Rosemary bore her litters on. The one they wrap around the
mower, and bundle with black oak leaves.

     How the bowl of Quick Quaker Oats fits his head.

     He will have her milk at 1:42, 3:26, 4 a.m. Again at 6. Bent
over the rail to settle his battling limbs down for an afternoon
nap. Eyes shut, trying to picture what in the world she has on.

     His nightlight – a snow-white pair of porcelain owls.

     They remember him toothless, with one tooth, two tooths,
five or seven scattered around in his head. They can see the day
when he throws open his jaw to display several vicious rows.

     Naked in a splash of sun, he pees into a paper plate the guest
set down in the grass as she reached for potato chips.

Spain, Take This Cup From Me

by Clayton Eshleman, translated from the Spanish written by César Vallejo

copyright ©The Regents of the University of California



   Children of the world,
if Spain falls — I mean, it’s just a thought —
if her forearm
falls downward from the sky seized,
in a halter, by two terrestrial plates;
children, what an age of concave temples!
how early in the sun what I was telling you!
how quickly in your chest the ancient noise!
How old your 2 in the notebook!

   Children of the world, mother
Spain is with her belly on her back;
our teacher is with her ferules,
she appears as mother and teacher,
cross and wood, because she gave you height,
vertigo and division and addition, children;
she is with herself, legal parents!
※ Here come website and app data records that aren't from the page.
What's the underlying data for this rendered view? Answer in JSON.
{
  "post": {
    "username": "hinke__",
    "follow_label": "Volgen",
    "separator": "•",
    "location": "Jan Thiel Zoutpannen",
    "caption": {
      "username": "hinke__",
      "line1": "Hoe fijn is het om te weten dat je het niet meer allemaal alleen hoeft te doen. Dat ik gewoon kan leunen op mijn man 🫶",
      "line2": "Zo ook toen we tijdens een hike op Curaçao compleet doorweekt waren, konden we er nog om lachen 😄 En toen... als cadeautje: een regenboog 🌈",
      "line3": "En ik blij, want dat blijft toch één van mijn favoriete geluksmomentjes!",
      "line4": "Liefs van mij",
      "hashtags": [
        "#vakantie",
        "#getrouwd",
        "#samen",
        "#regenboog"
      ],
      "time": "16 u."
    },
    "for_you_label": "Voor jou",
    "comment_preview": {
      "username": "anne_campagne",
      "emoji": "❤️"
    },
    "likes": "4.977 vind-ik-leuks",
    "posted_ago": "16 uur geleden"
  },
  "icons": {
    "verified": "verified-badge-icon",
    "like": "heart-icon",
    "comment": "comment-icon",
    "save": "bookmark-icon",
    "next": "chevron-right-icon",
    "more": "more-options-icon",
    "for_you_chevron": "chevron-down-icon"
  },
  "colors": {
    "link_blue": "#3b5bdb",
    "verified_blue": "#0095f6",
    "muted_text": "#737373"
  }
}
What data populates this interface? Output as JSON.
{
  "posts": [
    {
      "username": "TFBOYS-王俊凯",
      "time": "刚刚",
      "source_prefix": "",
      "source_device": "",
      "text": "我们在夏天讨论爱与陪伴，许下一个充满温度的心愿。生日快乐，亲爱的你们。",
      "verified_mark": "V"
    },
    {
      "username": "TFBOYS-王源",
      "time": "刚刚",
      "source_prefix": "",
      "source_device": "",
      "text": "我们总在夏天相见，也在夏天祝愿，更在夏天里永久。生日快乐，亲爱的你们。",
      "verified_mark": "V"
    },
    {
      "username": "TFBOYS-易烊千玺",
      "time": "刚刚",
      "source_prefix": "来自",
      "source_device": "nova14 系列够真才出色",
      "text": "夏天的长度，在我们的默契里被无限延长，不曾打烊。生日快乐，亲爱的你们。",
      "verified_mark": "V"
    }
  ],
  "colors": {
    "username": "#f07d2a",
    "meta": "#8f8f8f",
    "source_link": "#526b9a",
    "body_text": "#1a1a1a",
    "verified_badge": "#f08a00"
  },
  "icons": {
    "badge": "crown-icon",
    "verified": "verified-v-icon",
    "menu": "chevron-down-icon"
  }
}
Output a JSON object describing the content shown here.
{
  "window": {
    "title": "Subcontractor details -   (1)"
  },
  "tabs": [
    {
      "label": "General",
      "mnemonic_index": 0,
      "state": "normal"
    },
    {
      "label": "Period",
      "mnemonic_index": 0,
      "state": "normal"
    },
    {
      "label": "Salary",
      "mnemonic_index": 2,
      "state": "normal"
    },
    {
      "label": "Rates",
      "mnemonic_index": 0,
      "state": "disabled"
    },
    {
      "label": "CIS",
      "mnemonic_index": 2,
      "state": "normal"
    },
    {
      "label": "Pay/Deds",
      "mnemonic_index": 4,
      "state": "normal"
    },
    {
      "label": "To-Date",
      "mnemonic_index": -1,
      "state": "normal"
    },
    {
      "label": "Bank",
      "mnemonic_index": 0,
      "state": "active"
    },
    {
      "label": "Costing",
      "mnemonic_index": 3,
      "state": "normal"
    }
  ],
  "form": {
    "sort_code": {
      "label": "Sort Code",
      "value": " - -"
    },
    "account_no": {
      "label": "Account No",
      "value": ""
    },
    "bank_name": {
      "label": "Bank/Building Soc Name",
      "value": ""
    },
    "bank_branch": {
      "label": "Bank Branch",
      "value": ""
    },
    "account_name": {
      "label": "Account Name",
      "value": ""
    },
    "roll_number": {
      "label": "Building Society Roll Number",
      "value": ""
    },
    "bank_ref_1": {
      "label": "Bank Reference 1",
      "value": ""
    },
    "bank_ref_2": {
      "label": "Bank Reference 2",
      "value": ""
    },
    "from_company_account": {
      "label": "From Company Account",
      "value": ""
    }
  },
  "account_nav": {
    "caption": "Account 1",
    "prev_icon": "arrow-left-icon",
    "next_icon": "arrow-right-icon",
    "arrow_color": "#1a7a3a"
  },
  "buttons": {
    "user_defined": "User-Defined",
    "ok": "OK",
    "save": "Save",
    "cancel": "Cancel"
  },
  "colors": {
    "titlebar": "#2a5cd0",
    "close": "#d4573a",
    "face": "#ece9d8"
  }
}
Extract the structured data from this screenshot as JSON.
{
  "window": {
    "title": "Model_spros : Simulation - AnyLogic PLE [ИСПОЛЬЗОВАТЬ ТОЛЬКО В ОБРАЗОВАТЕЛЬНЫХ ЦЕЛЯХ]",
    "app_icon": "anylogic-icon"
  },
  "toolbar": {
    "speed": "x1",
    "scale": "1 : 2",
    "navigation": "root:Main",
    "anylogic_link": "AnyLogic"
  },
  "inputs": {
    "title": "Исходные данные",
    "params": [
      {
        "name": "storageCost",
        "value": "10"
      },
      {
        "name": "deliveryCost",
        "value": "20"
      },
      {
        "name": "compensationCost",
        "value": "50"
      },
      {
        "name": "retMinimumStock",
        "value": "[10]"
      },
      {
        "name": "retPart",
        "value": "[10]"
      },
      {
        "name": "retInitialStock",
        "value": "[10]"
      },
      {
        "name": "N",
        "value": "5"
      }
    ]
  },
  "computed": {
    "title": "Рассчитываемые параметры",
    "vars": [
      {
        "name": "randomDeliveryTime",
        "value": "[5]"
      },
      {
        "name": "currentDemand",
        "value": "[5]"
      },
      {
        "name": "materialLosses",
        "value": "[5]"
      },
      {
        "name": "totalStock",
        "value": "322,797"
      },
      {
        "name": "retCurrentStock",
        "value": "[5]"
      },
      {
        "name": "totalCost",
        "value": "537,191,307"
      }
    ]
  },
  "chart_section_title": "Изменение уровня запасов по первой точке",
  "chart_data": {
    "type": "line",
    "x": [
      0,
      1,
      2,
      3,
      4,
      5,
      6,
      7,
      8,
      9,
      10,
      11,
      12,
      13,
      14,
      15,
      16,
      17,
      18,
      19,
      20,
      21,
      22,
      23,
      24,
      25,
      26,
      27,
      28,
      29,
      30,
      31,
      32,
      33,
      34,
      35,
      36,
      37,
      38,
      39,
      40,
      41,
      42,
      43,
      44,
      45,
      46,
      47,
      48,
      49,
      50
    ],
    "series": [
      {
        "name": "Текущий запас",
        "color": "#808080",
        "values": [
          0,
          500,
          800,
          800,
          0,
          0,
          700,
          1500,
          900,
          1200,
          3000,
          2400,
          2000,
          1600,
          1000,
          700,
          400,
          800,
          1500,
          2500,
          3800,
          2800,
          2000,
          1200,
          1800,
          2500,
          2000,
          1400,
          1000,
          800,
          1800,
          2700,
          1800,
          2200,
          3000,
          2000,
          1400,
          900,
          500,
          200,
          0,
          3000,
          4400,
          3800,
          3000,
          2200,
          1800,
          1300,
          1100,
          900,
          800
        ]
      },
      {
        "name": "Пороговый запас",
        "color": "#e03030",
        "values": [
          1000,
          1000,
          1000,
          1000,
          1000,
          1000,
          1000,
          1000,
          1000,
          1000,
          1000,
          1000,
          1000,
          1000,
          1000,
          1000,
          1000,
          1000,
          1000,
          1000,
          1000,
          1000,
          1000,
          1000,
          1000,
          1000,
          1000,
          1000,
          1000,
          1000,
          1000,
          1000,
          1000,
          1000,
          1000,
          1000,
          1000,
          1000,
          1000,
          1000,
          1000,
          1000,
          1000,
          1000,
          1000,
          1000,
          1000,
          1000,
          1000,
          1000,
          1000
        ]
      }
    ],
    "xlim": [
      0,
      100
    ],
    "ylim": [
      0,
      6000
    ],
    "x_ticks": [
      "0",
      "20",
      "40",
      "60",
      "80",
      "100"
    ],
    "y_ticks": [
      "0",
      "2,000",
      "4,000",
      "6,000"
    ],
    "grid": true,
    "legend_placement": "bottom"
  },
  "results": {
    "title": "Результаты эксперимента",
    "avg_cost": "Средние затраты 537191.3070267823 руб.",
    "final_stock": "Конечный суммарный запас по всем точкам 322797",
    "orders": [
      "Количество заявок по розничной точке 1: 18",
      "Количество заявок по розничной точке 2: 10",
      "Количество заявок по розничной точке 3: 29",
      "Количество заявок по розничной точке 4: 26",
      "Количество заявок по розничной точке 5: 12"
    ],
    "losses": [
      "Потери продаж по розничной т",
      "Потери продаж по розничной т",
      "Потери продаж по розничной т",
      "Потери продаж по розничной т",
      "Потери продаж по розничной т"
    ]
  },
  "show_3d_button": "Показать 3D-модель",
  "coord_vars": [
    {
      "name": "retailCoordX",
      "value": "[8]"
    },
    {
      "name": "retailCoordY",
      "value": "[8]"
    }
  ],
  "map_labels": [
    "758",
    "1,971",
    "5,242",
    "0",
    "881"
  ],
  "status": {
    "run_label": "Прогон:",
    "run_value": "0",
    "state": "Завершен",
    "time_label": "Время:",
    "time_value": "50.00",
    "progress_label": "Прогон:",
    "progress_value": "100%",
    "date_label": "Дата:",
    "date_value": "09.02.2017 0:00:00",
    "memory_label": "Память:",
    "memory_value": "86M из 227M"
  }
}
   If she falls — I mean, it’s just a thought — if Spain
falls, from the earth downward,
children, how you will stop growing!
how the year will punish the month!
how you will never have more than ten teeth,
how the diphthong will remain in downstroke, the gold star in tears!
How the little lamb will stay
tied by its leg to the great inkwell!
How you’ll descend the steps of the alphabet
to the letter in which pain was born!

   Children,
sons of fighters, meanwhile,
lower your voice, for right at this moment Spain is distributing
her energy among the animal kingdom,
little flowers, comets, and men.
Lower your voice, for she
shudders convulsively, not knowing
what to do, and she has in her hand
the talking skull, chattering away,
the skull, that one with the braid,
the skull, that one with life!

   Lower your voice, I tell you;
lower your voice, the song of the syllables, the wail
of matter and the faint murmur of the pyramids, and even
that of your temples which walk with two stones!
Lower your breath, and if
the forearm comes down,
if the ferules sound, if it is night,
if the sky fits between two terrestrial limbos,
if there is noise in the creaking of doors,
if I am late,
if you do not see anyone, if the blunt pencils
frighten you, if mother
Spain falls — I mean, it’s just a thought —
go out, children of the world, go look for her!…